As with everything we eat, herbs and spices work optimally in the presence of the full complement of 75+ pure hydrophilic plant-derived minerals. See this page for a complete rundown of why we need ALL the minerals mother nature ought to give us with our foods. Unfortunately, if the herbs and spices are grown on mineral-deficient soils (most commercial farm soils are), they will also lack vital minerals.
Volcanic And Glacial Soils
Those fortunate to have fresh glacial or volcanic soils added to the soil in which their herbs grow can be certain that their herbs will contain many minerals now missing in most soils around the world.
Can We Add Minerals To Grow Bags?
Yes. Our Powdered Minerals contain 75+ minerals from 70-million-year-old Senonian compost extracted from the TRC mines in Utah. Simply add a spoonful of the powder to a watering can before watering the Grow Bag. You only need to do this once because plants take the minerals in trace amounts to be incorporated into their tissues. Think about tomato plants in greenhouses: mineral-rich, juicy tomatoes every time!
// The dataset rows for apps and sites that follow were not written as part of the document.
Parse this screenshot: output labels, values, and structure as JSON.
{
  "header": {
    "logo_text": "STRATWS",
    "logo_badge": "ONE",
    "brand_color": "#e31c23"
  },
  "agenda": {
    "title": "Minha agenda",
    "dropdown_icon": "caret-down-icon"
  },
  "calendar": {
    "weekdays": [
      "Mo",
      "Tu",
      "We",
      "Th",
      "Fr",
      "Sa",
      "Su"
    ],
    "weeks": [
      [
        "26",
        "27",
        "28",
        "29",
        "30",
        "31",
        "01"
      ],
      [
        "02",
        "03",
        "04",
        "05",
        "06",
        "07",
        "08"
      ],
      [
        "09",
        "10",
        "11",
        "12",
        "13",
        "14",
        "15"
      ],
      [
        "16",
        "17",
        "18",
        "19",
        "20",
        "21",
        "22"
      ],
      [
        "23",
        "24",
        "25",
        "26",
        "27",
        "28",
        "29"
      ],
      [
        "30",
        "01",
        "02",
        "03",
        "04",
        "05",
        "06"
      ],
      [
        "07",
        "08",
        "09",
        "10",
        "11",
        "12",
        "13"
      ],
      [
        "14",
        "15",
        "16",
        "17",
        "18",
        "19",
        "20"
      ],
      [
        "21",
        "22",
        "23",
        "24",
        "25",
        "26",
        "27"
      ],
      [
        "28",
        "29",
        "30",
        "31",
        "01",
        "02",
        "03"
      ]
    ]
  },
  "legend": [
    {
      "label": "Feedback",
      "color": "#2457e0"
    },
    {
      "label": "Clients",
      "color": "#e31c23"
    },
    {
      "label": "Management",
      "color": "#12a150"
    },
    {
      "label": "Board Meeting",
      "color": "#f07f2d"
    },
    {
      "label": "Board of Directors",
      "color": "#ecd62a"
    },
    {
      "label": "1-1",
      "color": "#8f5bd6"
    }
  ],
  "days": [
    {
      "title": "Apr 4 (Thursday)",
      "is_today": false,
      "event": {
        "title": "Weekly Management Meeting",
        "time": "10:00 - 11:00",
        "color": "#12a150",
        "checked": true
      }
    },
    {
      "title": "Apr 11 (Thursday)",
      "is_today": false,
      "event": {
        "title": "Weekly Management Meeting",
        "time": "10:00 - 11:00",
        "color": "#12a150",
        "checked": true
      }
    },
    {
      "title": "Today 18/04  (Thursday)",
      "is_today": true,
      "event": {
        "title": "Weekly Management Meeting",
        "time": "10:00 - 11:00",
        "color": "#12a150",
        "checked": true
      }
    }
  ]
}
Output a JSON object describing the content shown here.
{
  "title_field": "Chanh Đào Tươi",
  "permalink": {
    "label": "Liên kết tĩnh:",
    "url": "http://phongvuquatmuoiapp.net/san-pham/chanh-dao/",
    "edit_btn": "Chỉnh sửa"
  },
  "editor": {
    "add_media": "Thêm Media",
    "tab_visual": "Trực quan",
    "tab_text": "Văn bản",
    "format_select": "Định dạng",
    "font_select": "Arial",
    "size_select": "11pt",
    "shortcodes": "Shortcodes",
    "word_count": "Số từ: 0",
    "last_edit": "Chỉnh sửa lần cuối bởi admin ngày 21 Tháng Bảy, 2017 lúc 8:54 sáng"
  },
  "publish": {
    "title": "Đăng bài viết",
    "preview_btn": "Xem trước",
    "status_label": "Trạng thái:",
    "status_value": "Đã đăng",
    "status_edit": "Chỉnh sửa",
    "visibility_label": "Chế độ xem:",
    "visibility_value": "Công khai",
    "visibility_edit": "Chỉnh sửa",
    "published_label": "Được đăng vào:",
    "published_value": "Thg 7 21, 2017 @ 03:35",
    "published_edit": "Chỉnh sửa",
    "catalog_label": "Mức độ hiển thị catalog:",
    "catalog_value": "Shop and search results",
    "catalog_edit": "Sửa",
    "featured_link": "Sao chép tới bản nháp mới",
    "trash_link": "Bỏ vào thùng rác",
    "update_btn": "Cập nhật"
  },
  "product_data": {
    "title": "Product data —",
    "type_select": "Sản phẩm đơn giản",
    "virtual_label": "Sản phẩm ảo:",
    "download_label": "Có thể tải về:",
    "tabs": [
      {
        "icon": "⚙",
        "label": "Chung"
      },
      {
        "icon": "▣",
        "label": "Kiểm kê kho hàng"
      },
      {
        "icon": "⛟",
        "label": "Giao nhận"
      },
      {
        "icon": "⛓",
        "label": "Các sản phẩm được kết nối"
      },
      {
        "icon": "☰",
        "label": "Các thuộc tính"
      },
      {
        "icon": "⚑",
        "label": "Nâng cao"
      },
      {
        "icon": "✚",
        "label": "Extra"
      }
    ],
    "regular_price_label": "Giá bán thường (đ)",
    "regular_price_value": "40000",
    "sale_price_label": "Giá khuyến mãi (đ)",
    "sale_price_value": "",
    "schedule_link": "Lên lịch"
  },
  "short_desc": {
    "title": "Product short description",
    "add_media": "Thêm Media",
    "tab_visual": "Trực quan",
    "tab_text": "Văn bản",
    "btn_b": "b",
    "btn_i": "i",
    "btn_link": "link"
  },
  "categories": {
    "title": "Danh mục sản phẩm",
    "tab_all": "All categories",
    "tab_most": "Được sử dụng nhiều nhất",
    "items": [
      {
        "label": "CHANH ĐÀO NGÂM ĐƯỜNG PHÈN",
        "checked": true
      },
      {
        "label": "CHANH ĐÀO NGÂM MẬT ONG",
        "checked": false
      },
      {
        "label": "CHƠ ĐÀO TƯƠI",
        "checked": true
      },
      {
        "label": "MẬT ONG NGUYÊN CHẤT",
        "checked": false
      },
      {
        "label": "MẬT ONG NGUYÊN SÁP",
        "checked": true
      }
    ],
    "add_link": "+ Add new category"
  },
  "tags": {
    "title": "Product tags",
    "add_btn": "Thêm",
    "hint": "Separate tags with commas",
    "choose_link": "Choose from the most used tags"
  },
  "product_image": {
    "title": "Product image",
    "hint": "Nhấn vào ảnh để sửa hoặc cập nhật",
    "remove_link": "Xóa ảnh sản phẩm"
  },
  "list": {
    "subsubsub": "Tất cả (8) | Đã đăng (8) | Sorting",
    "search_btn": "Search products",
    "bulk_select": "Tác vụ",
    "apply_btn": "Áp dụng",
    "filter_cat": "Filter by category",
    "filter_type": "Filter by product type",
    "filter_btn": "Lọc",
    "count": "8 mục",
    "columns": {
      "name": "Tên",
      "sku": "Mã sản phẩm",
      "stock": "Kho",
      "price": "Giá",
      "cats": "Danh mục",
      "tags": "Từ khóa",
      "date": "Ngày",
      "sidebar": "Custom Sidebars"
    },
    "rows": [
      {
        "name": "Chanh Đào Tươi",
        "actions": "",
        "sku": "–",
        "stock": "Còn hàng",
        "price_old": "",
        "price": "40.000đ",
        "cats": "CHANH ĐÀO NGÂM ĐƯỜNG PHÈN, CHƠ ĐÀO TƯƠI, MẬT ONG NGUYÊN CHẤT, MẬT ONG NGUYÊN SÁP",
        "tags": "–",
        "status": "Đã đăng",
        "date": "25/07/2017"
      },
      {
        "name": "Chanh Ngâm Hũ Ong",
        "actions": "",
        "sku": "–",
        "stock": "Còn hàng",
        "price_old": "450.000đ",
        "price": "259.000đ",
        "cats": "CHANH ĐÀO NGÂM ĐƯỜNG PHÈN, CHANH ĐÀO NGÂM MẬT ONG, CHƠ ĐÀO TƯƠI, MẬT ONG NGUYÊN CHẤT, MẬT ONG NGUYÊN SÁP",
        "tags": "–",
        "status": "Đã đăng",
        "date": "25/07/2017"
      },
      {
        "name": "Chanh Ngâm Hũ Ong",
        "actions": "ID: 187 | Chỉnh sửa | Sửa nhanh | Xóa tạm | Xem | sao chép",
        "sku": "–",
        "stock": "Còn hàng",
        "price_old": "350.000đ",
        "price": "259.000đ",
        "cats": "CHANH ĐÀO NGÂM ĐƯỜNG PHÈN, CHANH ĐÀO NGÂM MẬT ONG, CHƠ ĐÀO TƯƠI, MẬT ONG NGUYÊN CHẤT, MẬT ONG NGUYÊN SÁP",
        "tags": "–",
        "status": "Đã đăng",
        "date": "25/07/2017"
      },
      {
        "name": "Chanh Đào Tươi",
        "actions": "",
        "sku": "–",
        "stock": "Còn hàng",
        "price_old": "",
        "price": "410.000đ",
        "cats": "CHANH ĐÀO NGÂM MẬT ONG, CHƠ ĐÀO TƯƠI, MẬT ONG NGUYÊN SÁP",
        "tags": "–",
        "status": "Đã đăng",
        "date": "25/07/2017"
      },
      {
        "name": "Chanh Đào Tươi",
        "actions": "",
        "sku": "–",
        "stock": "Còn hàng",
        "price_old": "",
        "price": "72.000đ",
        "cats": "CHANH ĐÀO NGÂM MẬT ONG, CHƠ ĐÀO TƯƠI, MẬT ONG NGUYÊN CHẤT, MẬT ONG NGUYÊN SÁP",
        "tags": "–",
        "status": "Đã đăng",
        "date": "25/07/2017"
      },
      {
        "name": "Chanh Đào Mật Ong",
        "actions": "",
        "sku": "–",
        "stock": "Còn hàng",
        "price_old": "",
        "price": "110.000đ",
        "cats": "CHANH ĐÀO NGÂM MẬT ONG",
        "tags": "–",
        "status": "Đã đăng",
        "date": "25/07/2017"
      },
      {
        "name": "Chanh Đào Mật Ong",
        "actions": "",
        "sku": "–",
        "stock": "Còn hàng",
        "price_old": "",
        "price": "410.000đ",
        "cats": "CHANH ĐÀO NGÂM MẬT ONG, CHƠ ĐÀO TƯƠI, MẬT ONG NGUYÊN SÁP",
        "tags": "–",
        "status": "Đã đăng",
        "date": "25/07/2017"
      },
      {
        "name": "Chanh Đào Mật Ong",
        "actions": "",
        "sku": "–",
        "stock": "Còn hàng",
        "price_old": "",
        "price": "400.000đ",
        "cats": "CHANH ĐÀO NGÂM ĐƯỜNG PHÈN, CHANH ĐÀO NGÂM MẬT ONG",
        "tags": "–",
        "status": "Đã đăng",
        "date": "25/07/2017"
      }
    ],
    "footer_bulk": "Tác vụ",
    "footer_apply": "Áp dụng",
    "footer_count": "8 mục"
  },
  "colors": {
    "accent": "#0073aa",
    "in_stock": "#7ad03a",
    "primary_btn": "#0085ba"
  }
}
But growing your own herbs is just as good.
It’ll be worthwhile experimenting: compare the growth and yields of herbs grown in soils with added powdered minerals with those in grow bags with ordinary compost. First, of course, you must adopt the scientific approach and use controls with various mineral dosages. Then repeat the experiment with other herbs. But one thing is for sure: eating mineral-rich herbs will mean you also get to benefit from the minerals.
Synonymous terms: dill benefits and side effects; dill medicinal uses